Nevertheless the relationship between the old men turns into one of playful animosity which does not seem to hint towards violence, a playful fight breaking out between the pair on a boat in the middle of the sea in the film’s concluding scenes in which Sunaoko offers an ironic commentary to the effect that the “killer” and his “victim” are still “singing and drinking” despite the earlier claim that there were only two kinds of people, Okinawans and Japanese, in counter to the claim that the only two kinds of people were men and women. Meanwhile, Kikuchi attempts to process the implications of his friendship and actions explaining that Kuniyoshi’s Okinawan roots were not an obstacle between them while admitting that he never thought about the position of Okinawa during their youth and wonders what he thought back then as to Okinawa’s future, whether it should revert to Japan or become independent.
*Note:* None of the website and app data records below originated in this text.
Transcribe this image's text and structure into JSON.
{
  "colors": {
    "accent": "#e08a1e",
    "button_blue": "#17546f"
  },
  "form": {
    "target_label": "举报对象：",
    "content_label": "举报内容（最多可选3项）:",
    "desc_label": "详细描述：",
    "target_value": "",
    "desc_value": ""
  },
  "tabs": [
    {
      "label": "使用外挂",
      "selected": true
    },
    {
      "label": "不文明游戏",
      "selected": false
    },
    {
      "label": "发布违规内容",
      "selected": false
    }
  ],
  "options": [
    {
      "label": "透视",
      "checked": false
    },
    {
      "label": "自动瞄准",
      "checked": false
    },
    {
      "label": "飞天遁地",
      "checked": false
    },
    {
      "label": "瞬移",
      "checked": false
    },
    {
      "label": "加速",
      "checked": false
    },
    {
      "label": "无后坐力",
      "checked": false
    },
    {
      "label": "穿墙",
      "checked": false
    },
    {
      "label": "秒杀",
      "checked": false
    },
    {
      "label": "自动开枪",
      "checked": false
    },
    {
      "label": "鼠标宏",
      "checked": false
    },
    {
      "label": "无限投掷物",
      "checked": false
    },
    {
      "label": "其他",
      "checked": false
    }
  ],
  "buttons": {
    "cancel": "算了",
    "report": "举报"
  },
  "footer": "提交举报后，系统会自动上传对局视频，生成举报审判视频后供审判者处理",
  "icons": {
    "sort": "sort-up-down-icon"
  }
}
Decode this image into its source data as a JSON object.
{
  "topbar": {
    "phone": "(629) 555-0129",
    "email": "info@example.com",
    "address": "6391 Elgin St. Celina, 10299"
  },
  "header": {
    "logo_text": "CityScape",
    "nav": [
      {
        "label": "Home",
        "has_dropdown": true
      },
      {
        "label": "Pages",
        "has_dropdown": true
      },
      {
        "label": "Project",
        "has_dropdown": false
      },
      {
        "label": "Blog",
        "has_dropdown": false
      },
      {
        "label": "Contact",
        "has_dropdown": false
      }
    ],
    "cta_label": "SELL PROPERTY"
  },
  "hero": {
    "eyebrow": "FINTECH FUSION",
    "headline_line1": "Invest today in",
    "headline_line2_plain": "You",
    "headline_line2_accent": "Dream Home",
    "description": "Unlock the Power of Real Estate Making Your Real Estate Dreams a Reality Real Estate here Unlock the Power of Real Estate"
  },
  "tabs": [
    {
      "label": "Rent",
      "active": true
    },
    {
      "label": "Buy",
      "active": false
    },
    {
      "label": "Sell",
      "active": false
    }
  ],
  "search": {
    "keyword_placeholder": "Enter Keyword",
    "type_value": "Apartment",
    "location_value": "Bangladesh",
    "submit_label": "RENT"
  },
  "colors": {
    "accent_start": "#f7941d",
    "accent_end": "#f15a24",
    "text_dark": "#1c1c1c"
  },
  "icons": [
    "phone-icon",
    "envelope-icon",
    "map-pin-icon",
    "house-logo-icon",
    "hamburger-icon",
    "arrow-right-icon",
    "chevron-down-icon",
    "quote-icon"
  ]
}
Kuniyoshi claims not to remember, while Tsuru explains how difficult it was to travel to the mainland under the occupation and implies that it’s better now that “we can go where we please”. 
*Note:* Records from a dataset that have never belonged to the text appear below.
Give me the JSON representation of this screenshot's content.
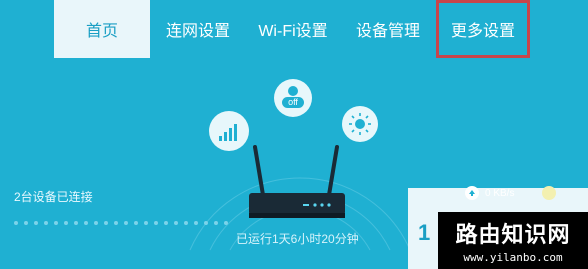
{
  "nav": {
    "tabs": [
      {
        "label": "首页",
        "active": true
      },
      {
        "label": "连网设置"
      },
      {
        "label": "Wi-Fi设置"
      },
      {
        "label": "设备管理"
      },
      {
        "label": "更多设置",
        "highlighted": true
      }
    ]
  },
  "status": {
    "connected_devices": "2台设备已连接",
    "uptime": "已运行1天6小时20分钟",
    "wifi_toggle_label": "off"
  },
  "speed": {
    "upload_unit": "0 KB/s",
    "digit": "1"
  },
  "watermark": {
    "title": "路由知识网",
    "url": "www.yilanbo.com"
  },
  "colors": {
    "background": "#1fb0d2",
    "panel": "#e9f6fa",
    "highlight": "#c8464b",
    "accent_text": "#1a9fc4"
  }
}
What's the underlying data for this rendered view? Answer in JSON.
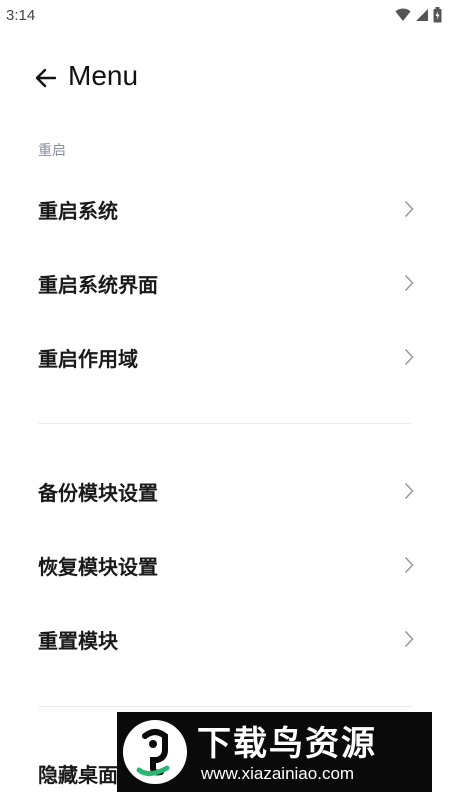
{
  "status_bar": {
    "time": "3:14"
  },
  "app_bar": {
    "title": "Menu"
  },
  "sections": [
    {
      "header": "重启",
      "items": [
        {
          "label": "重启系统"
        },
        {
          "label": "重启系统界面"
        },
        {
          "label": "重启作用域"
        }
      ]
    },
    {
      "header": "",
      "items": [
        {
          "label": "备份模块设置"
        },
        {
          "label": "恢复模块设置"
        },
        {
          "label": "重置模块"
        }
      ]
    },
    {
      "header": "",
      "items": [
        {
          "label": "隐藏桌面"
        }
      ]
    }
  ],
  "watermark": {
    "title": "下载鸟资源",
    "url": "www.xiazainiao.com"
  },
  "colors": {
    "accent_text": "#1a1a1a",
    "section_header": "#8a8fa0",
    "divider": "#ececec"
  }
}
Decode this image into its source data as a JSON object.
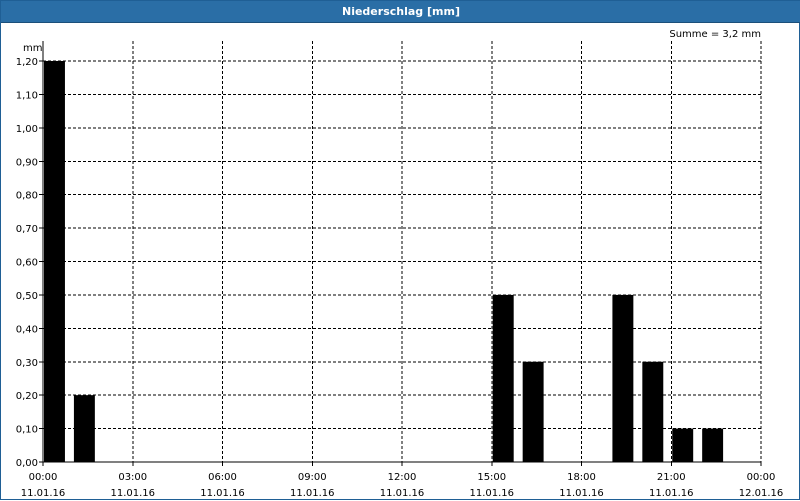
{
  "window": {
    "title": "Niederschlag [mm]"
  },
  "chart_data": {
    "type": "bar",
    "title": "Niederschlag [mm]",
    "unit_label": "mm",
    "sum_label": "Summe = 3,2 mm",
    "ylim": [
      0,
      1.2
    ],
    "y_ticks": [
      "0,00",
      "0,10",
      "0,20",
      "0,30",
      "0,40",
      "0,50",
      "0,60",
      "0,70",
      "0,80",
      "0,90",
      "1,00",
      "1,10",
      "1,20"
    ],
    "x_ticks": [
      {
        "time": "00:00",
        "date": "11.01.16"
      },
      {
        "time": "03:00",
        "date": "11.01.16"
      },
      {
        "time": "06:00",
        "date": "11.01.16"
      },
      {
        "time": "09:00",
        "date": "11.01.16"
      },
      {
        "time": "12:00",
        "date": "11.01.16"
      },
      {
        "time": "15:00",
        "date": "11.01.16"
      },
      {
        "time": "18:00",
        "date": "11.01.16"
      },
      {
        "time": "21:00",
        "date": "11.01.16"
      },
      {
        "time": "00:00",
        "date": "12.01.16"
      }
    ],
    "grid": true,
    "bar_color": "#000000",
    "bars": [
      {
        "start": "00:00",
        "end": "01:00",
        "value": 1.2
      },
      {
        "start": "01:00",
        "end": "02:00",
        "value": 0.2
      },
      {
        "start": "15:00",
        "end": "16:00",
        "value": 0.5
      },
      {
        "start": "16:00",
        "end": "17:00",
        "value": 0.3
      },
      {
        "start": "19:00",
        "end": "20:00",
        "value": 0.5
      },
      {
        "start": "20:00",
        "end": "21:00",
        "value": 0.3
      },
      {
        "start": "21:00",
        "end": "22:00",
        "value": 0.1
      },
      {
        "start": "22:00",
        "end": "23:00",
        "value": 0.1
      }
    ]
  }
}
The implication is, perhaps, that Tsuruo is his mother’s child but also a kind of orphan creating a new identity in a new Okinawa having symbolically rejected both of his potential fathers if seeking a brotherhood with his half-sister though even in this the waters are muddied with the undercurrents of incestuous desire which seem to run both ways. Even so Oshima hints at the secondary colonisation of America in conducting what doesn’t seem to be an entirely appropriate series of conversations with the young Sunaoko concerning the history of sex work on the island and the number of bars geared towards American servicemen returning from Vietnam with the suggestion that the islands remain economically dependent on the US despite the reversion while Sukurada makes similarly crass comments about his relationships with Okinawan sex workers during the war. They cast themselves as Urashima Taro travelling to the magical underwater palace of the Dragon King but wary of opening the box of truth they’ve been given lest their world crumble beneath their feet. Picturesque and strangely cheerful, Oshima’s Okinawan odyssey shot with breezy immediacy offers a characteristically thorny take on relations between the two island nations but reaches an unexpectedly hopeful conclusion in the young people’s rejection of their parents’ legacy and intention to move forward in mutual solidarity. 


Dear Summer Sister screens at Japan Society New York May 14 at 7pm as part of Visions of Okinawa: Cinematic Reflections

Images: © 1971 Oshima Productions